From there, the Duesenberg was sold to Richard S. Luntz of Indianapolis, Indiana, who consigned it with Chicago, Illinois, Rolls-Royce and Duesenberg dealer “Honest John” Troka. In October 1953, Troka sold the Gable Duesenberg to Paul V. Colianni of Arlington, Illinois, who paid a record price of $4,500. By this time, the Duesenberg had been refinished in maroon and equipped with a single rear spare.
Although Mr. Colianni owned a lovely home, his single-car garage could not accommodate the imposing Duesenberg and it was instead displayed at Troka’s showroom before relocating to Joseph Kaufmann’s shop in Manitowoc, Wisconsin.

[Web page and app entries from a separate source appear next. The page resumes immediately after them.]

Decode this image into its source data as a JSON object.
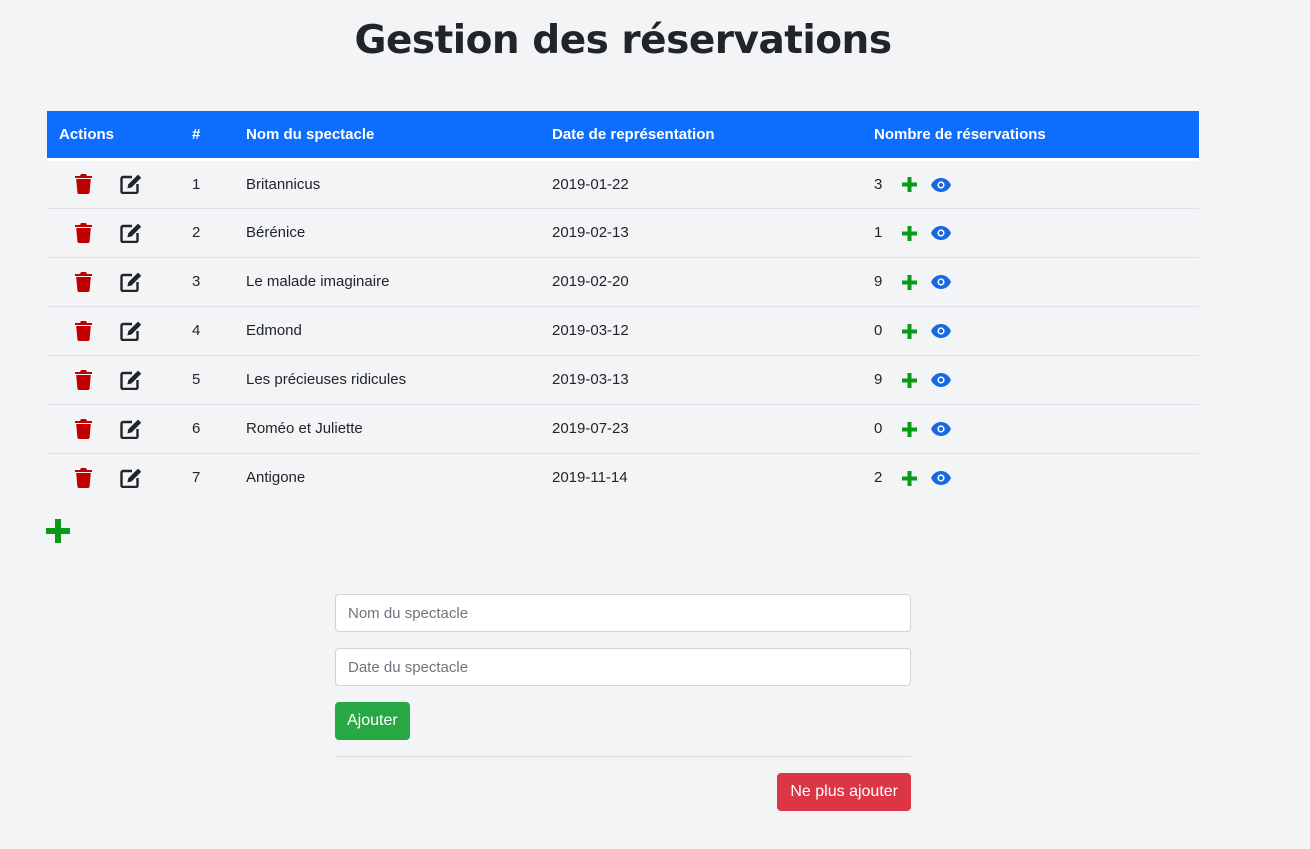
{
  "page": {
    "title": "Gestion des réservations"
  },
  "table": {
    "headers": {
      "actions": "Actions",
      "num": "#",
      "name": "Nom du spectacle",
      "date": "Date de représentation",
      "count": "Nombre de réservations"
    },
    "rows": [
      {
        "num": "1",
        "name": "Britannicus",
        "date": "2019-01-22",
        "count": "3"
      },
      {
        "num": "2",
        "name": "Bérénice",
        "date": "2019-02-13",
        "count": "1"
      },
      {
        "num": "3",
        "name": "Le malade imaginaire",
        "date": "2019-02-20",
        "count": "9"
      },
      {
        "num": "4",
        "name": "Edmond",
        "date": "2019-03-12",
        "count": "0"
      },
      {
        "num": "5",
        "name": "Les précieuses ridicules",
        "date": "2019-03-13",
        "count": "9"
      },
      {
        "num": "6",
        "name": "Roméo et Juliette",
        "date": "2019-07-23",
        "count": "0"
      },
      {
        "num": "7",
        "name": "Antigone",
        "date": "2019-11-14",
        "count": "2"
      }
    ]
  },
  "form": {
    "name_placeholder": "Nom du spectacle",
    "date_placeholder": "Date du spectacle",
    "add_label": "Ajouter",
    "stop_label": "Ne plus ajouter"
  },
  "icons": {
    "delete": "trash-icon",
    "edit": "edit-icon",
    "add": "plus-icon",
    "view": "eye-icon"
  },
  "colors": {
    "header_bg": "#0d6efd",
    "delete": "#c00000",
    "add": "#0a9a1a",
    "view": "#0d6efd",
    "add_button": "#28a745",
    "stop_button": "#dc3545"
  }
}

In late 1973, Charles H. Johnson, Jr., a Ford dealer and Duesenberg collector, acquired the Gable Duesenberg after chasing it for many years. “It was a dirty old rusty brown,” Johnson recalled, “The front was off, the hood was off. But I want to tell you she was still gorgeous! I paid $75,000 for the car. It was a very fair price.”
Mr. Johnson treated the Duesenberg to its first comprehensive restoration and displayed it with great success, earning a string of ACD, AACA and CCCA awards throughout the late 1970s. For three months in 1979, the famed Duesenberg JN was exhibited at the Auburn Cord Duesenberg (ACD) Museum in Auburn, Indiana.
In May 1980, Jerome Sauls of Pennsylvania acquired the Duesenberg, only to sell it to P.A. Parviz of London, England, two years later. In January 1983, Tom W. Barrett, III discovered the Duesenberg in a Beverly Hills garage and bought the car from Mr. Parviz. From there, the Model JN joined the famed Behring Collection and was displayed as part of the Blackhawk Collection in Danville, California. In 1995, Chairman Lee purchased the Duesenberg and it continued to remain a fixture at Blackhawk for the next decade.
In 2006, the current caretaker acquired the Gable Duesenberg and immediately set about returning the car to its original splendor. To conduct the restoration of this important automobile, the owner enlisted the services of Stone Barn Automobile Restorations in Vienna, New Jersey, a leading restorer specializing in the great coachbuilt American classics.
When it was unveiled at the Pebble Beach Concours d’Elegance in 2007, the magnificently restored JN Convertible Coupe justifiably earned a prestigious special award: the Gwenn Graham Most Elegant Convertible Trophy. A remarkable testament to the quality and accuracy of the restoration work, as well as the inherent significance of this car, the Gable Duesenberg has since taken Best of Show honors at two of the most prestigious concours venues – Amelia Island and Meadowbrook. Having been treated to attentive care in one of the world’s great classic car collections, the Duesenberg remains in show-quality condition inside and out.
Commissioned by the most recognizable actor of the 1930s, this one-of-a-kind JN Convertible Coupe possesses the unmistakable imprimatur of its original owner. Not only is the photo of Clark Gable posing with his stylish custom-built JN Convertible Coupe one of the most iconic images of a classic automobile, it is also integral to the fabric of popular culture.
The legacy of this car has powerful, lasting connections to the Golden Age of the American film industry, the art of custom coachbuilding and the pioneering years of car collecting. In its inspired origins and glamorous early history, it scales the heights of automotive folklore. Unique, dramatic and instantly recognizable, this legendary Duesenberg is arguably the most iconic example of all.
An exceptionally beautiful and important automobile, Clark Gable’s Duesenberg is to many the holy grail of American classics and possesses each and every quality that connoisseurs demand of a collectible object: impeccable presentation, extraordinary pedigree and the magnetic, show-stopping personality that defines a true Hollywood star.
The auction estimate is $9,000,000.